=== Section Start ===

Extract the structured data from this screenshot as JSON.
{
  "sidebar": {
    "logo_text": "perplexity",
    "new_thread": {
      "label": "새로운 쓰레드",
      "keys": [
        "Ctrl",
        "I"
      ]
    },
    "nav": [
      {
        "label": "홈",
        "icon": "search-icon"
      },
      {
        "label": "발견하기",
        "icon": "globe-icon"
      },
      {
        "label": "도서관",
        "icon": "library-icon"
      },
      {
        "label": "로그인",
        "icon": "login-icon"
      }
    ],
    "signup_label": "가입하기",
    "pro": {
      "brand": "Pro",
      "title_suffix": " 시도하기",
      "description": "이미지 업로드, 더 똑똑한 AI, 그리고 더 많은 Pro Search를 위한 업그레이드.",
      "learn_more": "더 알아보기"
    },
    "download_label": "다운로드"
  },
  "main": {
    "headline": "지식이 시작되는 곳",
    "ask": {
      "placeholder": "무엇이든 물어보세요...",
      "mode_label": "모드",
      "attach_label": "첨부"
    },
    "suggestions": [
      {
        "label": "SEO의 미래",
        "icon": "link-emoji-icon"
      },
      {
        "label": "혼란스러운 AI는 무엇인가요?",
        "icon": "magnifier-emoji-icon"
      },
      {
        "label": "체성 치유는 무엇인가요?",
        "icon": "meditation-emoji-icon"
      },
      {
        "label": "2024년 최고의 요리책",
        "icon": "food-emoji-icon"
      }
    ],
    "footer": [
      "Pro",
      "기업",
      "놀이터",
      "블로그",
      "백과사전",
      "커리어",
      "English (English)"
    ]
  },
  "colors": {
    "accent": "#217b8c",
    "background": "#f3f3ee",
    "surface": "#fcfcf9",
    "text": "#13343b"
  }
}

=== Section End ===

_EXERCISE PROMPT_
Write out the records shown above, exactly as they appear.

_THE ANSWER_
Extract the structured data from this screenshot as JSON.
{
  "sidebar": {
    "logo_text": "perplexity",
    "new_thread": {
      "label": "새로운 쓰레드",
      "keys": [
        "Ctrl",
        "I"
      ]
    },
    "nav": [
      {
        "label": "홈",
        "icon": "search-icon"
      },
      {
        "label": "발견하기",
        "icon": "globe-icon"
      },
      {
        "label": "도서관",
        "icon": "library-icon"
      },
      {
        "label": "로그인",
        "icon": "login-icon"
      }
    ],
    "signup_label": "가입하기",
    "pro": {
      "brand": "Pro",
      "title_suffix": " 시도하기",
      "description": "이미지 업로드, 더 똑똑한 AI, 그리고 더 많은 Pro Search를 위한 업그레이드.",
      "learn_more": "더 알아보기"
    },
    "download_label": "다운로드"
  },
  "main": {
    "headline": "지식이 시작되는 곳",
    "ask": {
      "placeholder": "무엇이든 물어보세요...",
      "mode_label": "모드",
      "attach_label": "첨부"
    },
    "suggestions": [
      {
        "label": "SEO의 미래",
        "icon": "link-emoji-icon"
      },
      {
        "label": "혼란스러운 AI는 무엇인가요?",
        "icon": "magnifier-emoji-icon"
      },
      {
        "label": "체성 치유는 무엇인가요?",
        "icon": "meditation-emoji-icon"
      },
      {
        "label": "2024년 최고의 요리책",
        "icon": "food-emoji-icon"
      }
    ],
    "footer": [
      "Pro",
      "기업",
      "놀이터",
      "블로그",
      "백과사전",
      "커리어",
      "English (English)"
    ]
  },
  "colors": {
    "accent": "#217b8c",
    "background": "#f3f3ee",
    "surface": "#fcfcf9",
    "text": "#13343b"
  }
}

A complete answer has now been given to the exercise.